Before the seeds are ready to be sown and grown, the prep work is done to welcome them to their new soil home.
First a mixture of topsoil is sifted, vermiculite and a slow-release fertilizer are added, and topped off with a potting soil and sand mix in individual sleeves called plant bands which are about an inch square by 12 inches long.
These sleeves are made of a biodegradable, cardboard-like paper which will protect the seedling all the way through the planting process.
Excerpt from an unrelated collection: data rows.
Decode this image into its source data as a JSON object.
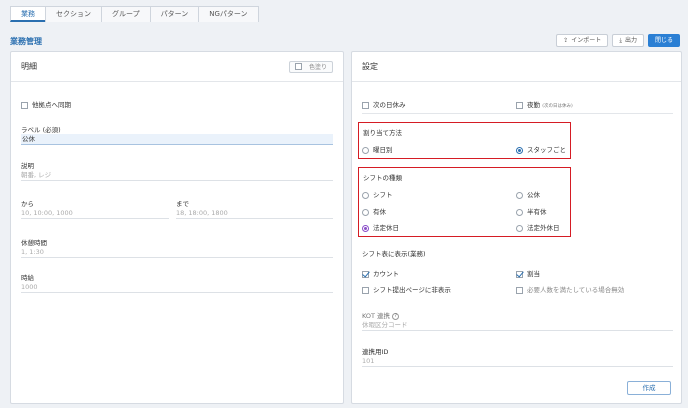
{
  "tabs": [
    {
      "label": "業務"
    },
    {
      "label": "セクション"
    },
    {
      "label": "グループ"
    },
    {
      "label": "パターン"
    },
    {
      "label": "NGパターン"
    }
  ],
  "page": {
    "title": "業務管理"
  },
  "toolbar": {
    "import_label": "インポート",
    "export_label": "出力",
    "close_label": "閉じる"
  },
  "left": {
    "title": "明細",
    "color_button": "色塗り",
    "sync_label": "他拠点へ同期",
    "label_field": {
      "label": "ラベル (必須)",
      "value": "公休"
    },
    "description": {
      "label": "説明",
      "placeholder": "朝番, レジ"
    },
    "from": {
      "label": "から",
      "placeholder": "10, 10:00, 1000"
    },
    "to": {
      "label": "まで",
      "placeholder": "18, 18:00, 1800"
    },
    "break": {
      "label": "休憩時間",
      "placeholder": "1, 1:30"
    },
    "wage": {
      "label": "時給",
      "placeholder": "1000"
    }
  },
  "right": {
    "title": "設定",
    "next_day_off": "次の日休み",
    "night": {
      "label": "夜勤",
      "note": "(次の日は休み)"
    },
    "assign_method": {
      "label": "割り当て方法",
      "options": [
        "曜日別",
        "スタッフごと"
      ]
    },
    "shift_type": {
      "label": "シフトの種類",
      "options": [
        "シフト",
        "公休",
        "有休",
        "半有休",
        "法定休日",
        "法定外休日"
      ]
    },
    "shift_display": {
      "label": "シフト表に表示(業務)",
      "count": "カウント",
      "assign": "割当",
      "hide_submit": "シフト提出ページに非表示",
      "auto_assign": "必要人数を満たしている場合無効"
    },
    "kot": {
      "label": "KOT 連携",
      "placeholder": "休暇区分コード"
    },
    "link_id": {
      "label": "連携用ID",
      "placeholder": "101"
    },
    "create_label": "作成"
  }
}
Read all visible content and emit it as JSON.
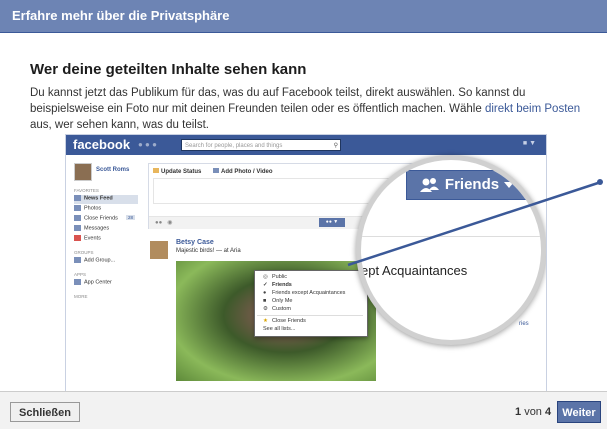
{
  "dialog": {
    "title": "Erfahre mehr über die Privatsphäre"
  },
  "main": {
    "heading": "Wer deine geteilten Inhalte sehen kann",
    "description_part1": "Du kannst jetzt das Publikum für das, was du auf Facebook teilst, direkt auswählen. So kannst du beispielsweise ein Foto nur mit deinen Freunden teilen oder es öffentlich machen. Wähle ",
    "description_link": "direkt beim Posten",
    "description_part2": " aus, wer sehen kann, was du teilst."
  },
  "screenshot": {
    "logo": "facebook",
    "search_placeholder": "Search for people, places and things",
    "user_name": "Scott Roms",
    "favorites_label": "FAVORITES",
    "sidebar_items": [
      {
        "label": "News Feed",
        "icon": "news-feed-icon"
      },
      {
        "label": "Photos",
        "icon": "photos-icon"
      },
      {
        "label": "Close Friends",
        "icon": "close-friends-icon",
        "count": "28"
      },
      {
        "label": "Messages",
        "icon": "messages-icon"
      },
      {
        "label": "Events",
        "icon": "events-icon"
      }
    ],
    "groups_label": "GROUPS",
    "group_item": "Add Group...",
    "apps_label": "APPS",
    "app_item": "App Center",
    "more_label": "MORE",
    "update_status": "Update Status",
    "add_photo": "Add Photo / Video",
    "post_author": "Betsy Case",
    "post_text": "Majestic birds! — at Aria",
    "audience_options": [
      {
        "label": "Public",
        "icon": "globe-icon"
      },
      {
        "label": "Friends",
        "icon": "friends-icon",
        "checked": true
      },
      {
        "label": "Friends except Acquaintances",
        "icon": "friends-icon"
      },
      {
        "label": "Only Me",
        "icon": "lock-icon"
      },
      {
        "label": "Custom",
        "icon": "gear-icon"
      },
      {
        "label": "Close Friends",
        "icon": "list-icon"
      },
      {
        "label": "See all lists...",
        "icon": ""
      }
    ],
    "magnifier_button": "Friends",
    "magnifier_text": "ept Acquaintances",
    "side_text": "ries"
  },
  "footer": {
    "close_label": "Schließen",
    "pager_current": "1",
    "pager_of": "von",
    "pager_total": "4",
    "next_label": "Weiter"
  },
  "colors": {
    "titlebar": "#6d84b4",
    "facebook_blue": "#3b5998",
    "button_blue": "#5b74a8"
  }
}
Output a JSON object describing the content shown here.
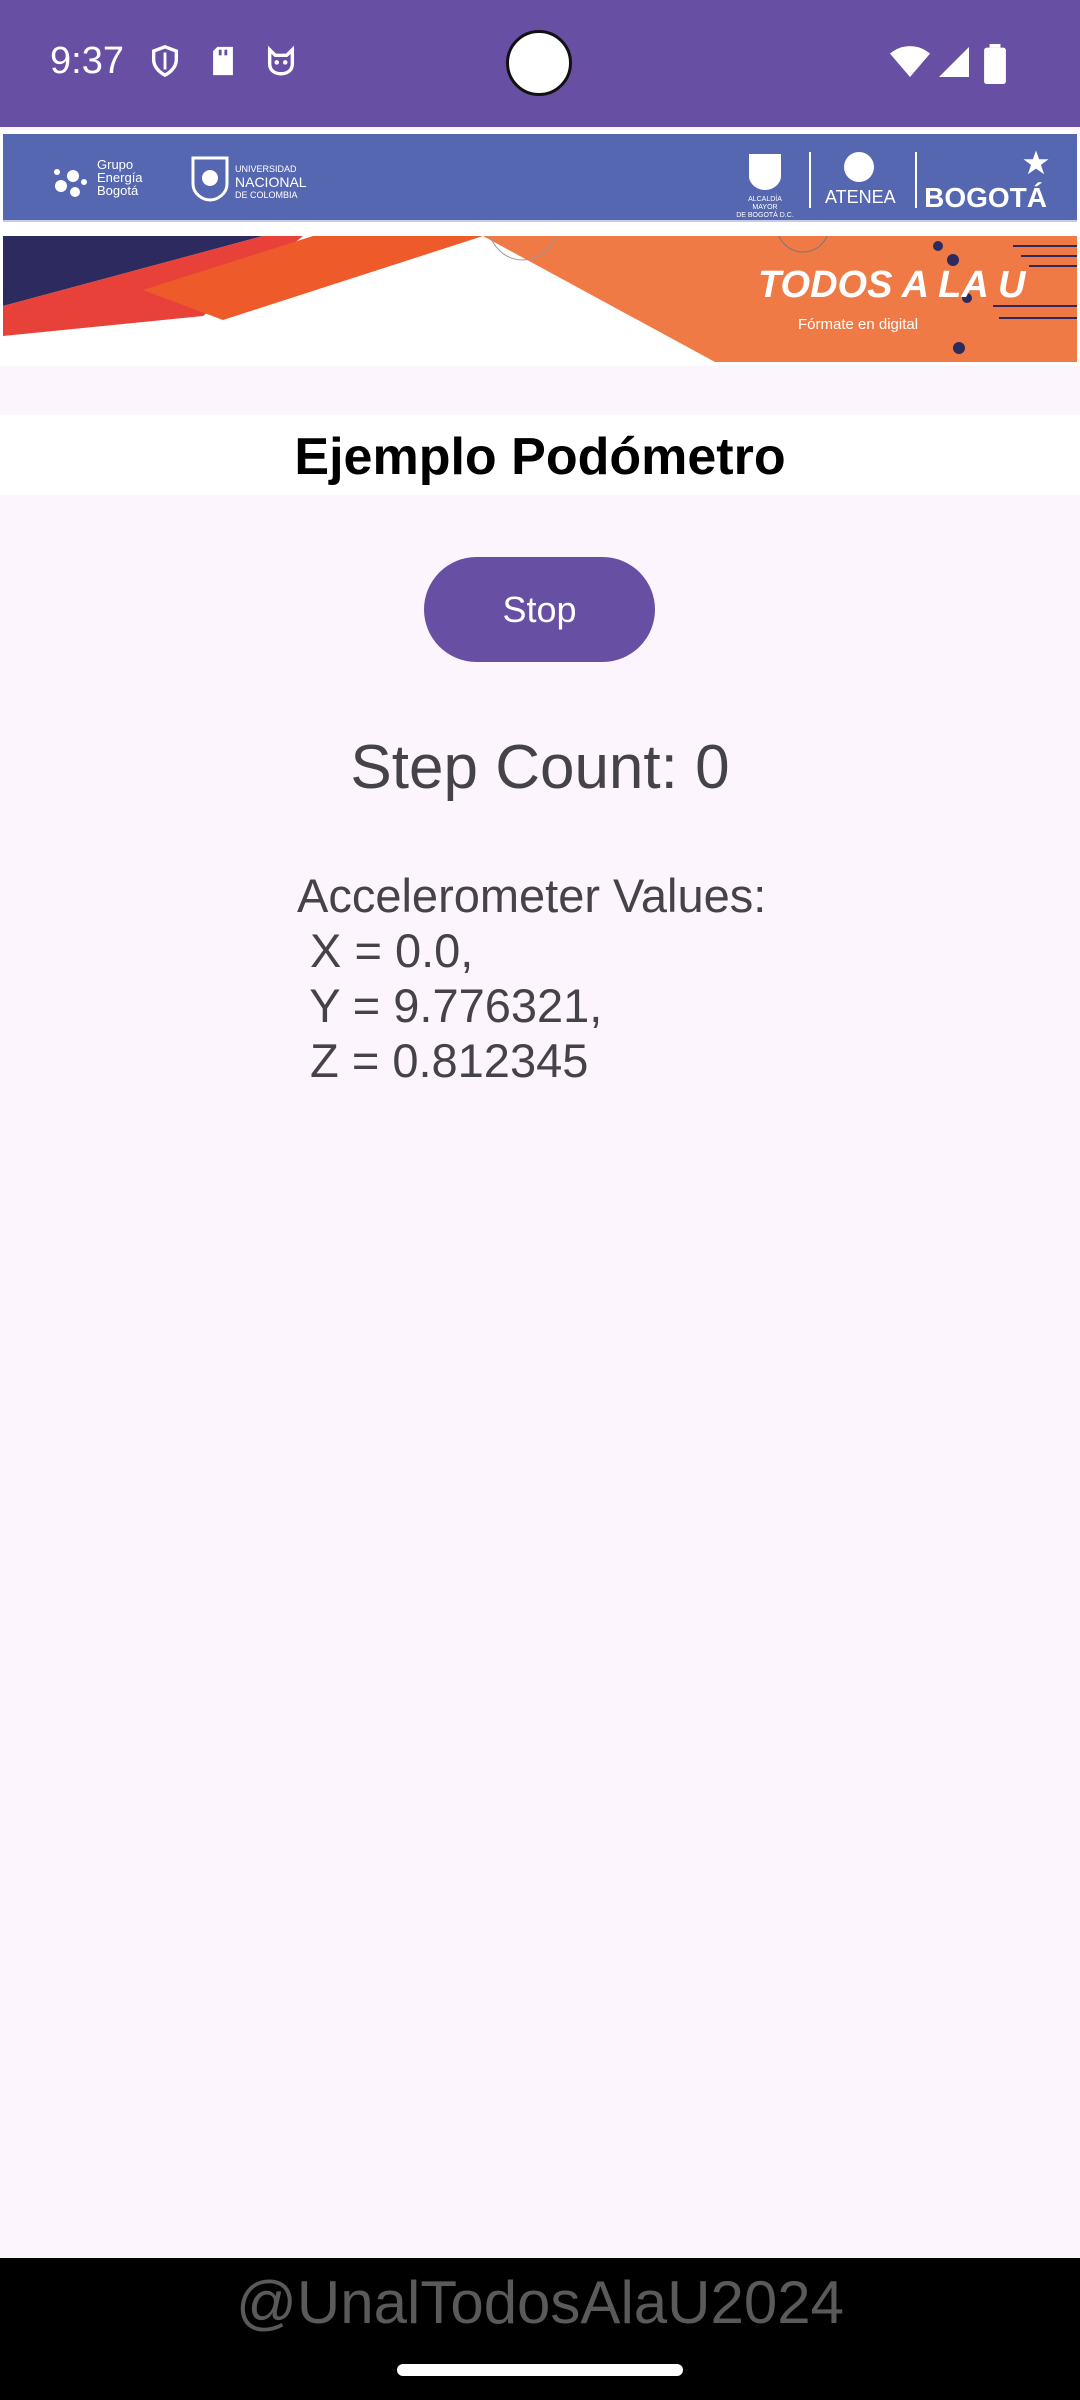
{
  "status_bar": {
    "time": "9:37",
    "left_icons": [
      "shield-icon",
      "sd-card-icon",
      "cat-face-icon"
    ],
    "right_icons": [
      "wifi-icon",
      "signal-icon",
      "battery-icon"
    ],
    "bg_color": "#6750a4"
  },
  "banner": {
    "logos": {
      "grupo_energia": [
        "Grupo",
        "Energía",
        "Bogotá"
      ],
      "universidad": [
        "UNIVERSIDAD",
        "NACIONAL",
        "DE COLOMBIA"
      ],
      "alcaldia": [
        "ALCALDÍA MAYOR",
        "DE BOGOTÁ D.C."
      ],
      "atenea": "ATENEA",
      "bogota": "BOGOTÁ"
    },
    "todos_title": "TODOS A LA U",
    "todos_subtitle": "Fórmate en digital"
  },
  "page": {
    "title": "Ejemplo Podómetro",
    "stop_label": "Stop",
    "step_count": "Step Count: 0",
    "accelerometer": {
      "heading": "Accelerometer Values:",
      "x": " X = 0.0,",
      "y": " Y = 9.776321,",
      "z": " Z = 0.812345"
    }
  },
  "watermark": "@UnalTodosAlaU2024",
  "colors": {
    "accent": "#6750a4",
    "background": "#fcf5fd",
    "text": "#45424a"
  }
}
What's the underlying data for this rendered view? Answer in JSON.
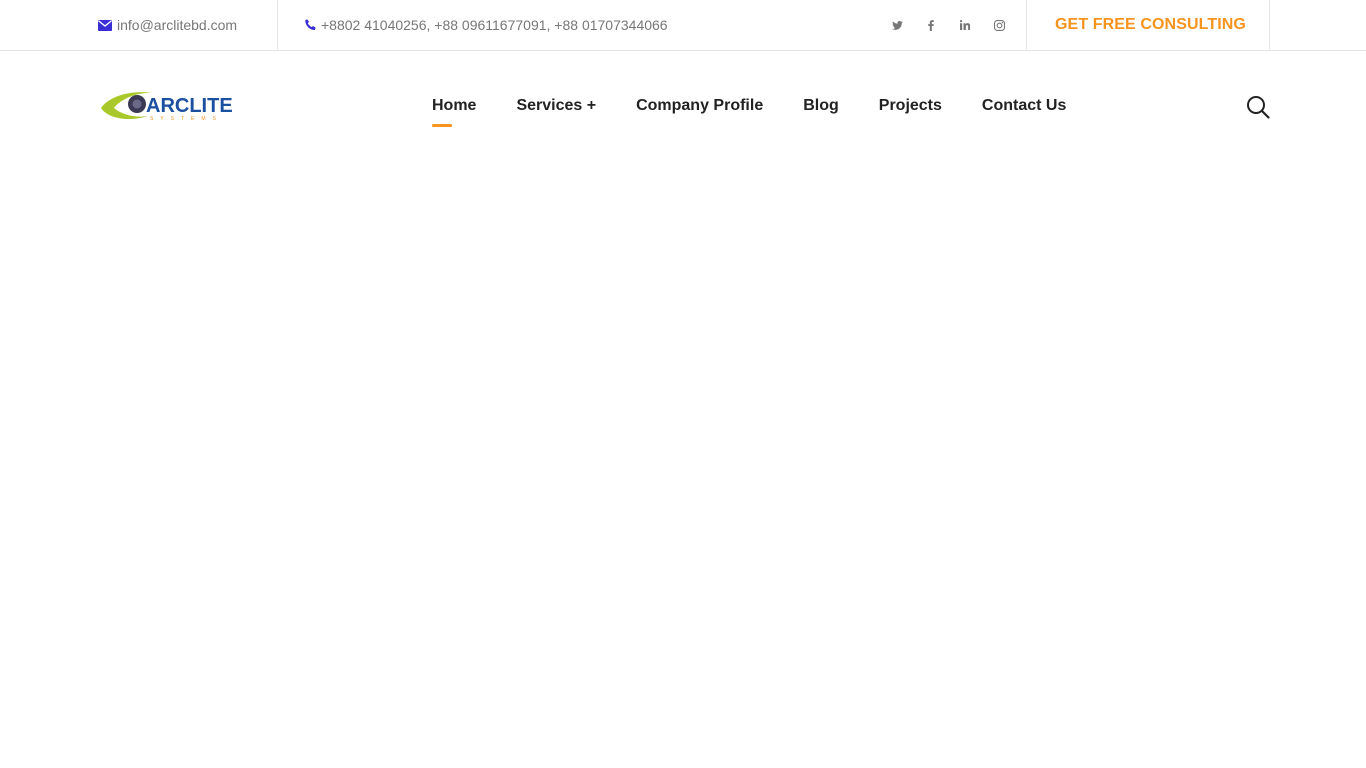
{
  "topbar": {
    "email": "info@arclitebd.com",
    "phone": "+8802 41040256, +88 09611677091, +88 01707344066",
    "social": [
      {
        "icon": "twitter-icon"
      },
      {
        "icon": "facebook-icon"
      },
      {
        "icon": "linkedin-icon"
      },
      {
        "icon": "instagram-icon"
      }
    ],
    "cta_label": "GET FREE CONSULTING"
  },
  "header": {
    "logo_text": "ARCLITE",
    "logo_subtext": "SYSTEMS",
    "nav": [
      {
        "label": "Home",
        "active": true
      },
      {
        "label": "Services +",
        "active": false
      },
      {
        "label": "Company Profile",
        "active": false
      },
      {
        "label": "Blog",
        "active": false
      },
      {
        "label": "Projects",
        "active": false
      },
      {
        "label": "Contact Us",
        "active": false
      }
    ]
  },
  "colors": {
    "accent": "#f7941d",
    "icon_blue": "#3a2fd6",
    "logo_green": "#a9c92b",
    "logo_blue": "#1b4fa0"
  }
}
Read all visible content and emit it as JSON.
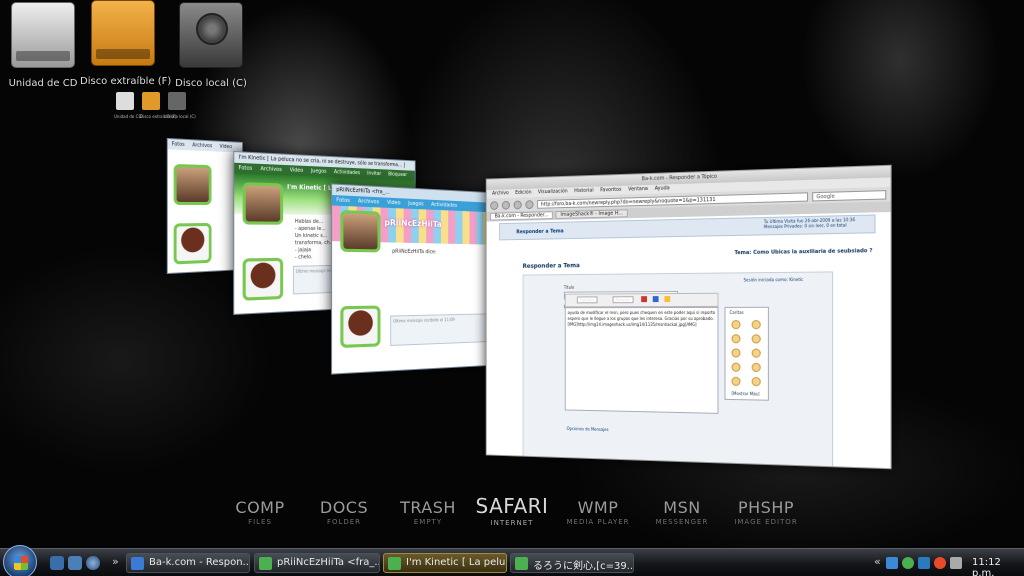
{
  "desktop": {
    "icons": [
      {
        "label": "Unidad de CD"
      },
      {
        "label": "Disco extraíble (F)"
      },
      {
        "label": "Disco local (C)"
      }
    ],
    "mini_icons": [
      {
        "label": "Unidad de CD"
      },
      {
        "label": "Disco extraíble (F)"
      },
      {
        "label": "Disco local (C)"
      }
    ]
  },
  "flip_windows": {
    "msn_back": {
      "menu": [
        "Fotos",
        "Archivos",
        "Video"
      ]
    },
    "msn_mid": {
      "title": "I'm Kinetic [ La peluca no se cria, ni se destruye, sólo se transforma... ]",
      "menu": [
        "Fotos",
        "Archivos",
        "Video",
        "Juegos",
        "Actividades",
        "Invitar",
        "Bloquear"
      ],
      "nick": "I'm Kinetic [ La peluca no se cria, ni s...",
      "message": "Hablas de...\n- apenas le...\nUn kinetic s...\ntransforma, ch...\n- jajaja\n- chelo.",
      "input_hint": "Ultimo mensaje recibido el 11:11"
    },
    "msn_front": {
      "title": "pRiiNcEzHiiTa <fra_...",
      "menu": [
        "Fotos",
        "Archivos",
        "Video",
        "Juegos",
        "Actividades"
      ],
      "header": "pRiiNcEzHiiTa",
      "line1": "pRiiNcEzHiiTa dice:",
      "input_hint": "Ultimo mensaje recibido el 11:09"
    },
    "browser": {
      "title": "Ba-k.com - Responder a Tópico",
      "menu": [
        "Archivo",
        "Edición",
        "Visualización",
        "Historial",
        "Favoritos",
        "Ventana",
        "Ayuda"
      ],
      "url": "http://foro.ba-k.com/newreply.php?do=newreply&noquote=1&p=131131",
      "search_placeholder": "Google",
      "tabs": [
        "Ba-k.com - Responder...",
        "ImageShack® - Image H..."
      ],
      "user_info": "Tu Ultima Visita fue 26-abr-2009 a las 10:36\nMensajes Privados: 0 sin leer, 0 en total",
      "breadcrumb": "Responder a Tema",
      "thread": "Tema: Como Ubicas la auxiliaria de seubsiado ?",
      "heading": "Responder a Tema",
      "logged_as": "Sesión iniciada como: Kinetic",
      "title_label": "Título",
      "title_value": "ayuda de modificar el msn",
      "message_label": "Mensaje",
      "font_select": "Fuentes",
      "size_select": "Tamaño",
      "editor_text": "ayuda de modificar el msn, pero pues chequen en este poder aqui si reporto espero que le llegue a los grupos que les interesa. Gracias por su aprobado.\n[IMG]http://img14.imageshack.us/img14/1135/msnhackal.jpg[/IMG]",
      "smileys_label": "Caritas",
      "more_label": "[Mostrar Más]",
      "options_label": "Opciones de Mensajes"
    }
  },
  "dock": [
    {
      "big": "COMP",
      "sub": "FILES"
    },
    {
      "big": "DOCS",
      "sub": "FOLDER"
    },
    {
      "big": "TRASH",
      "sub": "EMPTY"
    },
    {
      "big": "SAFARI",
      "sub": "INTERNET",
      "active": true
    },
    {
      "big": "WMP",
      "sub": "MEDIA PLAYER"
    },
    {
      "big": "MSN",
      "sub": "MESSENGER"
    },
    {
      "big": "PHSHP",
      "sub": "IMAGE EDITOR"
    }
  ],
  "taskbar": {
    "chevron_left": "»",
    "chevron_tray": "«",
    "buttons": [
      {
        "label": "Ba-k.com - Respon...",
        "icon_color": "#3a7bd5"
      },
      {
        "label": "pRiiNcEzHiiTa <fra_...",
        "icon_color": "#4caf50"
      },
      {
        "label": "I'm Kinetic [ La pelu...",
        "icon_color": "#4caf50"
      },
      {
        "label": "るろうに剣心,[c=39...",
        "icon_color": "#4caf50"
      }
    ],
    "clock": "11:12 p.m."
  },
  "colors": {
    "start_orb": "#2a5ea8",
    "active_task": "#6a5a2a",
    "msn_green": "#78c850",
    "drive_orange": "#e09a2a"
  }
}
Sixty-four plant bands go into a single crate, which weighs 45 or 50 pounds.
“We start filling that with the soil, and then we put it in here to then slam it,” Wahl said. “This is not anything super high-tech but it gets the job done.”
At the end of the plant band prep, the entire crate is “slammed” by ratcheting up the box a few feet on a pulley, then dropping it swiftly onto a hard surface with a whump six times. It’s no surprise everybody calls the device “the guillotine.”
“We use just gravity to get the compaction in the plant band just right,” Wahl said. “Because if it’s not packed in well enough, they’re going to fall apart during the handling process. We’ll never get it from here out to the field sites.”
The last stop in the production process is the growing benches, which have a total capacity of about 120,000 seedlings.
“We have our growing benches, which are the taller benches . and then we have our staging benches where they go right before we load them up into the trailers and take them into the field,” Wahl said.
Alyssa Stevens, an intern with the U.S. Fish and Wildlife Service this year, waters down crates of plant bands containing guayacan. The guayacan, with its purplish flowers, can reach the size of a small tree and was the first species planted this year.
“It’s our slowest-growing species that we have in the Rio Grande Valley,” Wahl said. “So we start the year with that and we start this as the first one because it needs the longest time to get to size.
“The next one that we start is amargosa, the next slowest-growing one, and then we move through the propagation season going to the fastest-growing seedlings that we have,” she added. “So we usually end with the trees such as ebony, tenaza, blackbrush, the acacia tree species, those are the ones that we end the propagation season with, because they’re going to grow faster than the ones we started with two or three months before.”
“We don’t grow mesquite, and if we did, you would see me with a backpack sprayer on spraying herbicide on all of them,” Wahl said.
Mesquite and huisache, she said, need no help from mere humans when it comes to re-establishing themselves in a restoration effort. They can get there on their own.
The seedlings on the growing benches have mostly been coddled and covered by mesh screens this summer. But now, with planting weeks away, it’s time to toughen them up with more heat and some direct sunlight.
“We’re really getting these ready to go from this stage, the growing stage, out to the planting stage,” Wahl said. “We want them to harden a little bit.”
The nursery for native plants used to be just to the east a couple of miles, on the property of the Santa Ana National Wildlife Refuge, before it was relocated here in 2006.
Things were, they say, crowded.
“We were always like, kind of in the way of the fire guys, maintenance, and of course the nursery is always going to be muddy, it’s going to be dirty,” said Rene Ruiz. “So they were always kind of telling us, ‘Hey, could you get these crates out of the way?” and stuff like that.
“Once we came over here, of course, that was not a problem,” Ruiz continued. “I believe it is 120,000 plant bands that we can accommodate here and then we have our staging benches for our stuff and the growers when they deliver it.”
Ruiz has toiled in the South Texas sun for 17 years for the USFWS, all in the pursuit of restoring native flora to its historic place in the Rio Grande Valley ecosystem.
Asked if he had a garden he tends at home as part of a relaxing weekend, Ruiz quickly answered, “No, I don’t do that.”
“I enjoy what I do here, but on the weekends, I would rather be doing something else,” he said.
Information from: Valley Morning Star, http://www.valleystar.com
This is an AP Member Exchange shared by the Valley Morning Star